[[ INPUT MATERIAL, beginning ]]

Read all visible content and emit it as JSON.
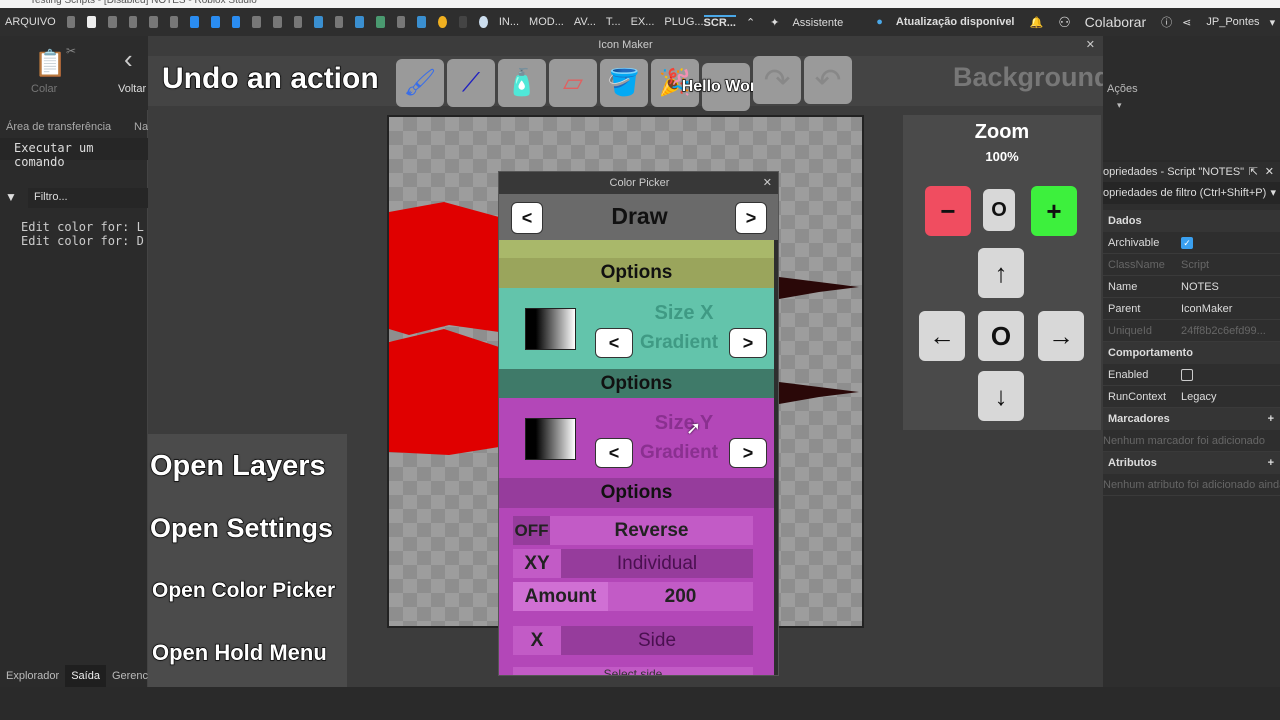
{
  "window": {
    "title": "Testing Scripts - [Disabled] NOTES - Roblox Studio"
  },
  "menubar": {
    "file": "ARQUIVO",
    "tabs": [
      "IN...",
      "MOD...",
      "AV...",
      "T...",
      "EX...",
      "PLUG...",
      "SCR..."
    ],
    "assistant": "Assistente",
    "update": "Atualização disponível",
    "collaborate": "Colaborar",
    "user": "JP_Pontes"
  },
  "ribbon": {
    "paste": "Colar",
    "back": "Voltar",
    "actions": "Ações"
  },
  "left": {
    "clipboard": "Área de transferência",
    "clip_cut": "Na",
    "command": "Executar um comando",
    "filter": "Filtro...",
    "output": [
      "Edit color for: L",
      "Edit color for: D"
    ],
    "tabs": [
      "Explorador",
      "Saída",
      "Gerencia"
    ]
  },
  "plugin": {
    "title": "Icon Maker",
    "tooltip": "Undo an action",
    "hello": "Hello World",
    "background": "Background",
    "tools": [
      "brush-icon",
      "line-icon",
      "spray-icon",
      "eraser-icon",
      "bucket-icon",
      "confetti-icon",
      "hello-world-icon",
      "redo-icon",
      "undo-icon"
    ]
  },
  "hints": [
    "Open Layers",
    "Open Settings",
    "Open Color Picker",
    "Open Hold Menu"
  ],
  "zoom": {
    "title": "Zoom",
    "level": "100%",
    "minus": "−",
    "reset": "O",
    "plus": "+",
    "center": "O",
    "up": "↑",
    "down": "↓",
    "left": "←",
    "right": "→"
  },
  "colorpicker": {
    "title": "Color Picker",
    "mode": "Draw",
    "prev": "<",
    "next": ">",
    "options": "Options",
    "size_x": "Size X",
    "size_y": "Size Y",
    "gradient": "Gradient",
    "reverse_state": "OFF",
    "reverse": "Reverse",
    "xy": "XY",
    "individual": "Individual",
    "amount_label": "Amount",
    "amount": "200",
    "side_axis": "X",
    "side": "Side",
    "select_side": "Select side",
    "colors": {
      "olive": "#a9b86a",
      "olive_dark": "#9aa55c",
      "teal": "#63c4ab",
      "teal_dark": "#3f7a69",
      "purple": "#b347b8",
      "purple_dark": "#963c9c"
    }
  },
  "properties": {
    "title": "opriedades - Script \"NOTES\"",
    "filter": "opriedades de filtro (Ctrl+Shift+P)",
    "sections": {
      "data": "Dados",
      "behavior": "Comportamento",
      "tags": "Marcadores",
      "attributes": "Atributos"
    },
    "rows": [
      {
        "k": "Archivable",
        "v": "checked"
      },
      {
        "k": "ClassName",
        "v": "Script"
      },
      {
        "k": "Name",
        "v": "NOTES"
      },
      {
        "k": "Parent",
        "v": "IconMaker"
      },
      {
        "k": "UniqueId",
        "v": "24ff8b2c6efd99..."
      }
    ],
    "enabled": "Enabled",
    "runcontext": "RunContext",
    "runcontext_value": "Legacy",
    "no_tags": "Nenhum marcador foi adicionado",
    "no_attrs": "Nenhum atributo foi adicionado ainda"
  }
}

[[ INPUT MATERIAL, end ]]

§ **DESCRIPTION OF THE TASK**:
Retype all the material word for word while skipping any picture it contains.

§ **RESPONSE TO THE TASK**:
Read all visible content and emit it as JSON.
{
  "window": {
    "title": "Testing Scripts - [Disabled] NOTES - Roblox Studio"
  },
  "menubar": {
    "file": "ARQUIVO",
    "tabs": [
      "IN...",
      "MOD...",
      "AV...",
      "T...",
      "EX...",
      "PLUG...",
      "SCR..."
    ],
    "assistant": "Assistente",
    "update": "Atualização disponível",
    "collaborate": "Colaborar",
    "user": "JP_Pontes"
  },
  "ribbon": {
    "paste": "Colar",
    "back": "Voltar",
    "actions": "Ações"
  },
  "left": {
    "clipboard": "Área de transferência",
    "clip_cut": "Na",
    "command": "Executar um comando",
    "filter": "Filtro...",
    "output": [
      "Edit color for: L",
      "Edit color for: D"
    ],
    "tabs": [
      "Explorador",
      "Saída",
      "Gerencia"
    ]
  },
  "plugin": {
    "title": "Icon Maker",
    "tooltip": "Undo an action",
    "hello": "Hello World",
    "background": "Background",
    "tools": [
      "brush-icon",
      "line-icon",
      "spray-icon",
      "eraser-icon",
      "bucket-icon",
      "confetti-icon",
      "hello-world-icon",
      "redo-icon",
      "undo-icon"
    ]
  },
  "hints": [
    "Open Layers",
    "Open Settings",
    "Open Color Picker",
    "Open Hold Menu"
  ],
  "zoom": {
    "title": "Zoom",
    "level": "100%",
    "minus": "−",
    "reset": "O",
    "plus": "+",
    "center": "O",
    "up": "↑",
    "down": "↓",
    "left": "←",
    "right": "→"
  },
  "colorpicker": {
    "title": "Color Picker",
    "mode": "Draw",
    "prev": "<",
    "next": ">",
    "options": "Options",
    "size_x": "Size X",
    "size_y": "Size Y",
    "gradient": "Gradient",
    "reverse_state": "OFF",
    "reverse": "Reverse",
    "xy": "XY",
    "individual": "Individual",
    "amount_label": "Amount",
    "amount": "200",
    "side_axis": "X",
    "side": "Side",
    "select_side": "Select side",
    "colors": {
      "olive": "#a9b86a",
      "olive_dark": "#9aa55c",
      "teal": "#63c4ab",
      "teal_dark": "#3f7a69",
      "purple": "#b347b8",
      "purple_dark": "#963c9c"
    }
  },
  "properties": {
    "title": "opriedades - Script \"NOTES\"",
    "filter": "opriedades de filtro (Ctrl+Shift+P)",
    "sections": {
      "data": "Dados",
      "behavior": "Comportamento",
      "tags": "Marcadores",
      "attributes": "Atributos"
    },
    "rows": [
      {
        "k": "Archivable",
        "v": "checked"
      },
      {
        "k": "ClassName",
        "v": "Script"
      },
      {
        "k": "Name",
        "v": "NOTES"
      },
      {
        "k": "Parent",
        "v": "IconMaker"
      },
      {
        "k": "UniqueId",
        "v": "24ff8b2c6efd99..."
      }
    ],
    "enabled": "Enabled",
    "runcontext": "RunContext",
    "runcontext_value": "Legacy",
    "no_tags": "Nenhum marcador foi adicionado",
    "no_attrs": "Nenhum atributo foi adicionado ainda"
  }
}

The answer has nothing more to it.